DATA IN THIS EXERCISE:
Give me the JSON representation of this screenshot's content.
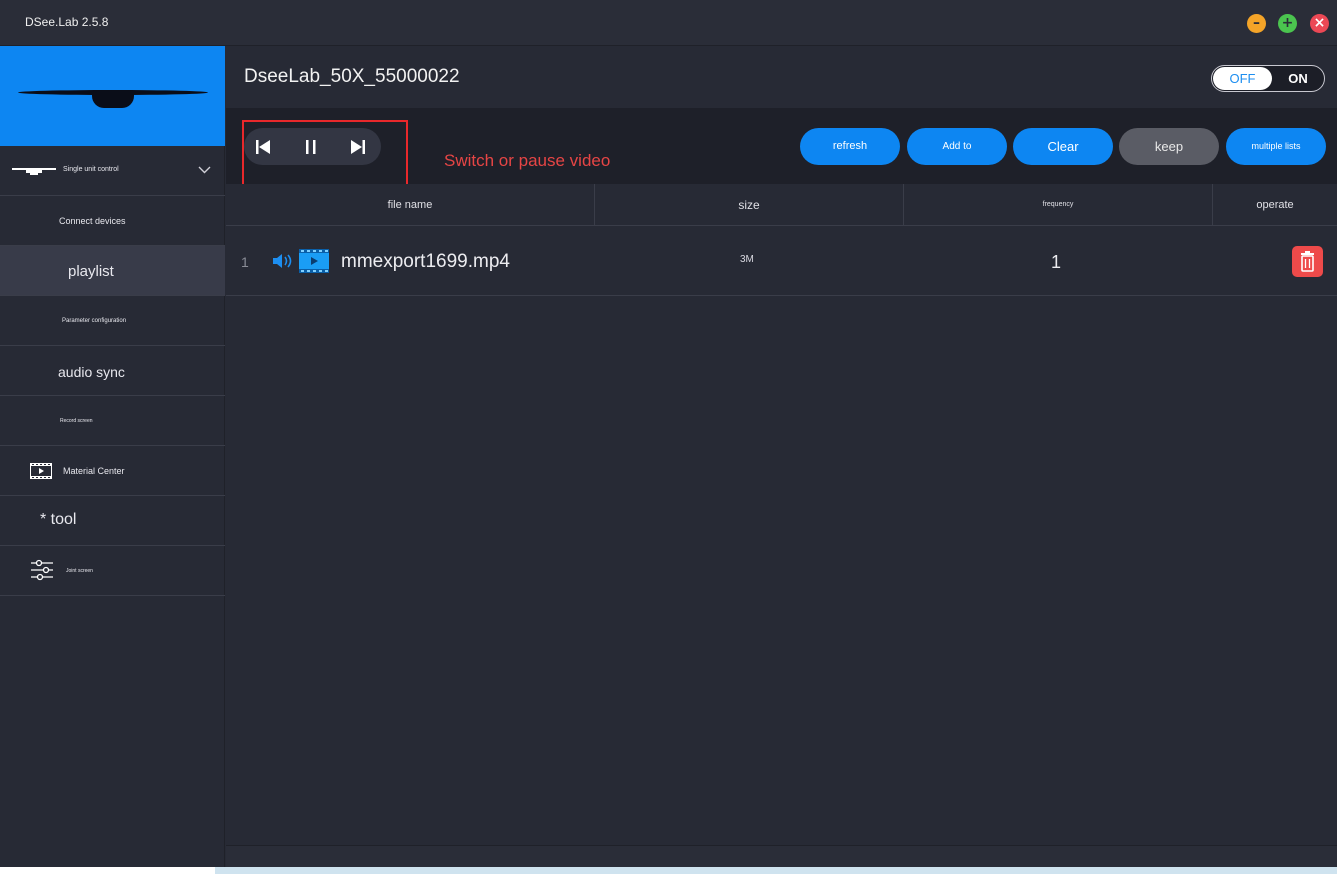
{
  "app": {
    "title": "DSee.Lab 2.5.8"
  },
  "window_controls": {
    "minimize_icon": "minimize-icon",
    "maximize_icon": "plus-icon",
    "close_icon": "close-icon"
  },
  "sidebar": {
    "section": {
      "label": "Single unit control",
      "icon": "monitor-icon",
      "chevron": "chevron-down-icon"
    },
    "items": [
      {
        "label": "Connect devices"
      },
      {
        "label": "playlist",
        "active": true
      },
      {
        "label": "Parameter configuration"
      },
      {
        "label": "audio sync"
      },
      {
        "label": "Record screen"
      },
      {
        "label": "Material Center",
        "icon": "film-icon"
      },
      {
        "label": "* tool"
      },
      {
        "label": "Joint screen",
        "icon": "sliders-icon"
      }
    ]
  },
  "header": {
    "device_name": "DseeLab_50X_55000022",
    "toggle": {
      "off_label": "OFF",
      "on_label": "ON",
      "state": "OFF"
    }
  },
  "toolbar": {
    "annotation": "Switch or pause video",
    "buttons": [
      {
        "label": "refresh"
      },
      {
        "label": "Add to"
      },
      {
        "label": "Clear"
      },
      {
        "label": "keep"
      },
      {
        "label": "multiple lists"
      }
    ]
  },
  "table": {
    "columns": [
      "file name",
      "size",
      "frequency",
      "operate"
    ],
    "rows": [
      {
        "index": "1",
        "file_name": "mmexport1699.mp4",
        "size": "3M",
        "frequency": "1",
        "icons": [
          "speaker-icon",
          "video-file-icon"
        ],
        "action_icon": "trash-icon"
      }
    ]
  },
  "colors": {
    "accent": "#0d86f2",
    "background": "#272a35",
    "danger": "#ee4a4a",
    "annotation": "#e8282b"
  }
}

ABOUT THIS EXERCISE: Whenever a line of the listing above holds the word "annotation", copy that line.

WRITTEN ANSWER:
    "annotation": "Switch or pause video",
    "annotation": "#e8282b"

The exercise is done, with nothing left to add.